Dataset rows describing interfaces
# # # #

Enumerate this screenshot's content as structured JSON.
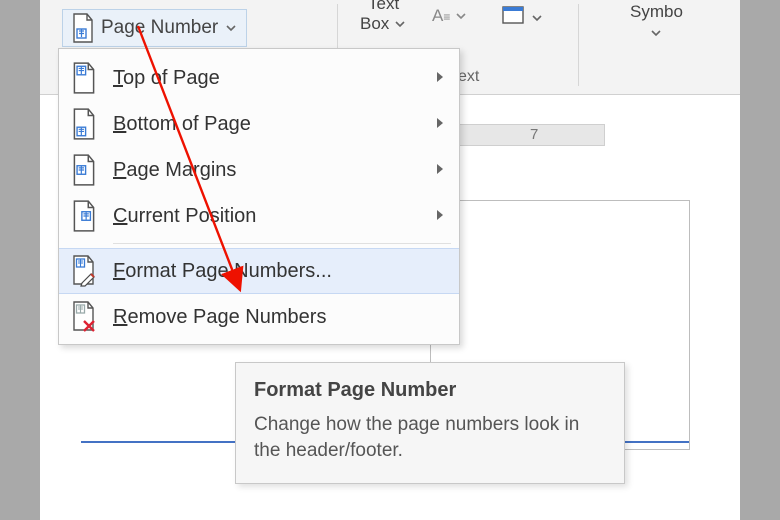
{
  "ribbon": {
    "page_number_label": "Page Number",
    "text_box_top": "Text",
    "text_box_bottom": "Box",
    "text_group_label": "ext",
    "symbol_label": "Symbo"
  },
  "ruler": {
    "tick": "7"
  },
  "menu": {
    "items": [
      {
        "label": "Top of Page",
        "ukey": "T",
        "submenu": true
      },
      {
        "label": "Bottom of Page",
        "ukey": "B",
        "submenu": true
      },
      {
        "label": "Page Margins",
        "ukey": "P",
        "submenu": true
      },
      {
        "label": "Current Position",
        "ukey": "C",
        "submenu": true
      },
      {
        "label": "Format Page Numbers...",
        "ukey": "F",
        "submenu": false,
        "highlight": true
      },
      {
        "label": "Remove Page Numbers",
        "ukey": "R",
        "submenu": false
      }
    ]
  },
  "tooltip": {
    "title": "Format Page Number",
    "body": "Change how the page numbers look in the header/footer."
  }
}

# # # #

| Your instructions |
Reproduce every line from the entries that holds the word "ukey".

| Task answer |
        "ukey": "T",
        "ukey": "B",
        "ukey": "P",
        "ukey": "C",
        "ukey": "F",
        "ukey": "R",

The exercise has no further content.